**DATA UNDER STUDY**
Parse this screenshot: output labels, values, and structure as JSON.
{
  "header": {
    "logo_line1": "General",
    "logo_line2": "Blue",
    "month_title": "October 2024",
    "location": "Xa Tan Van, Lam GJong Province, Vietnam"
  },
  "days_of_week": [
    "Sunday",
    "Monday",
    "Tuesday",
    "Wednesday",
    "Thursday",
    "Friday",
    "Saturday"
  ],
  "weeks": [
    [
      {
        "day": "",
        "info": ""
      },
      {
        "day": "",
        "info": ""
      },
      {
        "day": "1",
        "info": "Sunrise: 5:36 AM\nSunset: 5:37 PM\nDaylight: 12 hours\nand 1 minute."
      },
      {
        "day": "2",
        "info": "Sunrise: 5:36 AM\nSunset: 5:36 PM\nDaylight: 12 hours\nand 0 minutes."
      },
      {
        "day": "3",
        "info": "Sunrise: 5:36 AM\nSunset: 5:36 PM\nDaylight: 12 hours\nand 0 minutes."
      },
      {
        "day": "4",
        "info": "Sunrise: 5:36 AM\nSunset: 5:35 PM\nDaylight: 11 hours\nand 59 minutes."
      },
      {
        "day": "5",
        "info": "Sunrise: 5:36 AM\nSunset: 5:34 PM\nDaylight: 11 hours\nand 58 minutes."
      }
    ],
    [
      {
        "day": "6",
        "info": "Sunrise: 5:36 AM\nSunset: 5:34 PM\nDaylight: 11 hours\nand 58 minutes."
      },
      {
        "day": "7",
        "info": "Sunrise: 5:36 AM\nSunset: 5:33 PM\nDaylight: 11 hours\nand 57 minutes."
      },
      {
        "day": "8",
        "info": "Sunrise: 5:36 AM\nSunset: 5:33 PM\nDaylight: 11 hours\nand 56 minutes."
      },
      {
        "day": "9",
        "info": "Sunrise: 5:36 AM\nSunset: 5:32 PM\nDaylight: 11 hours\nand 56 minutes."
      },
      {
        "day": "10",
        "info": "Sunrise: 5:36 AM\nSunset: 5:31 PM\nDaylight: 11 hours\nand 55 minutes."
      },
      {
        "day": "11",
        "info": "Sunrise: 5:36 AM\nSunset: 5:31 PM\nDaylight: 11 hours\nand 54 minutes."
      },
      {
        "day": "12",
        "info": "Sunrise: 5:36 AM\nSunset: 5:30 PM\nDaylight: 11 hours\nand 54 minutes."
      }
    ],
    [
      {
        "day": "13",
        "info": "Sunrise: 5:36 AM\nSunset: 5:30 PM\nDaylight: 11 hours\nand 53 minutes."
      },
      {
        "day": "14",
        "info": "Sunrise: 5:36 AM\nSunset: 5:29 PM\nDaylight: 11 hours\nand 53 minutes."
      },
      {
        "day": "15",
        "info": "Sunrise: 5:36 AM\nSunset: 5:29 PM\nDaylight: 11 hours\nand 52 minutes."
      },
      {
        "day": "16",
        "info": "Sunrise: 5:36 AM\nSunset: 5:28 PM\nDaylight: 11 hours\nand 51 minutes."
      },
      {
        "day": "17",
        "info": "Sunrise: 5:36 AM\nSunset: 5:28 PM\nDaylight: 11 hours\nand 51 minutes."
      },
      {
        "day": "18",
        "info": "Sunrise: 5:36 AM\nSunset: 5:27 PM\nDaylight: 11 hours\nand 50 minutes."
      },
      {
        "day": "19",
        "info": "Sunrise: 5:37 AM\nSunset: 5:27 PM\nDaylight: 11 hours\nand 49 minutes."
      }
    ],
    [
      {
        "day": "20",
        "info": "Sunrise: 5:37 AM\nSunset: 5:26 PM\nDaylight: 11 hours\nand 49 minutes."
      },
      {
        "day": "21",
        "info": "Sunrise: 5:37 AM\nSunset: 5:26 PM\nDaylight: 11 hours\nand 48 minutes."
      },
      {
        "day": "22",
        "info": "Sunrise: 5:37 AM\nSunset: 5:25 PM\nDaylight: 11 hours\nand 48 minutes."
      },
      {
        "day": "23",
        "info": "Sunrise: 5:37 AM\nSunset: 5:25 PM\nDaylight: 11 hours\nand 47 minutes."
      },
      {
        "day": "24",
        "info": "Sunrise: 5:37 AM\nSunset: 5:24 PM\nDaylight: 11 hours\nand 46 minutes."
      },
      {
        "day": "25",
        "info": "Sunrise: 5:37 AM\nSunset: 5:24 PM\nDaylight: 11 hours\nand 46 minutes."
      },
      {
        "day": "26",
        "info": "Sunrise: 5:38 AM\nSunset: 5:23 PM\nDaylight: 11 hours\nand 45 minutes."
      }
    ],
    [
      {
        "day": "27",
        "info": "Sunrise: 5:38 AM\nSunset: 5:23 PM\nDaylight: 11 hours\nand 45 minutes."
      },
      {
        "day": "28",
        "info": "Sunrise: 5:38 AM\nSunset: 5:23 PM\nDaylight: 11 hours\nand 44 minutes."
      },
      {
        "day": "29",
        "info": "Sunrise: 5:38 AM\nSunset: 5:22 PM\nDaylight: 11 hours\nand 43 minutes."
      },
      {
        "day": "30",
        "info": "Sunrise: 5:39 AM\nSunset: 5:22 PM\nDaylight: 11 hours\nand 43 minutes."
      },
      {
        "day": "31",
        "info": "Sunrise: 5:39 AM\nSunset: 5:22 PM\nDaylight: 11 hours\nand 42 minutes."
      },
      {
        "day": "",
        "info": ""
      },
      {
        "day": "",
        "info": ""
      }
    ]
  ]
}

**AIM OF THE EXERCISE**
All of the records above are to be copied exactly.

**OUTPUT FOR THIS EXERCISE**
Parse this screenshot: output labels, values, and structure as JSON.
{
  "header": {
    "logo_line1": "General",
    "logo_line2": "Blue",
    "month_title": "October 2024",
    "location": "Xa Tan Van, Lam GJong Province, Vietnam"
  },
  "days_of_week": [
    "Sunday",
    "Monday",
    "Tuesday",
    "Wednesday",
    "Thursday",
    "Friday",
    "Saturday"
  ],
  "weeks": [
    [
      {
        "day": "",
        "info": ""
      },
      {
        "day": "",
        "info": ""
      },
      {
        "day": "1",
        "info": "Sunrise: 5:36 AM\nSunset: 5:37 PM\nDaylight: 12 hours\nand 1 minute."
      },
      {
        "day": "2",
        "info": "Sunrise: 5:36 AM\nSunset: 5:36 PM\nDaylight: 12 hours\nand 0 minutes."
      },
      {
        "day": "3",
        "info": "Sunrise: 5:36 AM\nSunset: 5:36 PM\nDaylight: 12 hours\nand 0 minutes."
      },
      {
        "day": "4",
        "info": "Sunrise: 5:36 AM\nSunset: 5:35 PM\nDaylight: 11 hours\nand 59 minutes."
      },
      {
        "day": "5",
        "info": "Sunrise: 5:36 AM\nSunset: 5:34 PM\nDaylight: 11 hours\nand 58 minutes."
      }
    ],
    [
      {
        "day": "6",
        "info": "Sunrise: 5:36 AM\nSunset: 5:34 PM\nDaylight: 11 hours\nand 58 minutes."
      },
      {
        "day": "7",
        "info": "Sunrise: 5:36 AM\nSunset: 5:33 PM\nDaylight: 11 hours\nand 57 minutes."
      },
      {
        "day": "8",
        "info": "Sunrise: 5:36 AM\nSunset: 5:33 PM\nDaylight: 11 hours\nand 56 minutes."
      },
      {
        "day": "9",
        "info": "Sunrise: 5:36 AM\nSunset: 5:32 PM\nDaylight: 11 hours\nand 56 minutes."
      },
      {
        "day": "10",
        "info": "Sunrise: 5:36 AM\nSunset: 5:31 PM\nDaylight: 11 hours\nand 55 minutes."
      },
      {
        "day": "11",
        "info": "Sunrise: 5:36 AM\nSunset: 5:31 PM\nDaylight: 11 hours\nand 54 minutes."
      },
      {
        "day": "12",
        "info": "Sunrise: 5:36 AM\nSunset: 5:30 PM\nDaylight: 11 hours\nand 54 minutes."
      }
    ],
    [
      {
        "day": "13",
        "info": "Sunrise: 5:36 AM\nSunset: 5:30 PM\nDaylight: 11 hours\nand 53 minutes."
      },
      {
        "day": "14",
        "info": "Sunrise: 5:36 AM\nSunset: 5:29 PM\nDaylight: 11 hours\nand 53 minutes."
      },
      {
        "day": "15",
        "info": "Sunrise: 5:36 AM\nSunset: 5:29 PM\nDaylight: 11 hours\nand 52 minutes."
      },
      {
        "day": "16",
        "info": "Sunrise: 5:36 AM\nSunset: 5:28 PM\nDaylight: 11 hours\nand 51 minutes."
      },
      {
        "day": "17",
        "info": "Sunrise: 5:36 AM\nSunset: 5:28 PM\nDaylight: 11 hours\nand 51 minutes."
      },
      {
        "day": "18",
        "info": "Sunrise: 5:36 AM\nSunset: 5:27 PM\nDaylight: 11 hours\nand 50 minutes."
      },
      {
        "day": "19",
        "info": "Sunrise: 5:37 AM\nSunset: 5:27 PM\nDaylight: 11 hours\nand 49 minutes."
      }
    ],
    [
      {
        "day": "20",
        "info": "Sunrise: 5:37 AM\nSunset: 5:26 PM\nDaylight: 11 hours\nand 49 minutes."
      },
      {
        "day": "21",
        "info": "Sunrise: 5:37 AM\nSunset: 5:26 PM\nDaylight: 11 hours\nand 48 minutes."
      },
      {
        "day": "22",
        "info": "Sunrise: 5:37 AM\nSunset: 5:25 PM\nDaylight: 11 hours\nand 48 minutes."
      },
      {
        "day": "23",
        "info": "Sunrise: 5:37 AM\nSunset: 5:25 PM\nDaylight: 11 hours\nand 47 minutes."
      },
      {
        "day": "24",
        "info": "Sunrise: 5:37 AM\nSunset: 5:24 PM\nDaylight: 11 hours\nand 46 minutes."
      },
      {
        "day": "25",
        "info": "Sunrise: 5:37 AM\nSunset: 5:24 PM\nDaylight: 11 hours\nand 46 minutes."
      },
      {
        "day": "26",
        "info": "Sunrise: 5:38 AM\nSunset: 5:23 PM\nDaylight: 11 hours\nand 45 minutes."
      }
    ],
    [
      {
        "day": "27",
        "info": "Sunrise: 5:38 AM\nSunset: 5:23 PM\nDaylight: 11 hours\nand 45 minutes."
      },
      {
        "day": "28",
        "info": "Sunrise: 5:38 AM\nSunset: 5:23 PM\nDaylight: 11 hours\nand 44 minutes."
      },
      {
        "day": "29",
        "info": "Sunrise: 5:38 AM\nSunset: 5:22 PM\nDaylight: 11 hours\nand 43 minutes."
      },
      {
        "day": "30",
        "info": "Sunrise: 5:39 AM\nSunset: 5:22 PM\nDaylight: 11 hours\nand 43 minutes."
      },
      {
        "day": "31",
        "info": "Sunrise: 5:39 AM\nSunset: 5:22 PM\nDaylight: 11 hours\nand 42 minutes."
      },
      {
        "day": "",
        "info": ""
      },
      {
        "day": "",
        "info": ""
      }
    ]
  ]
}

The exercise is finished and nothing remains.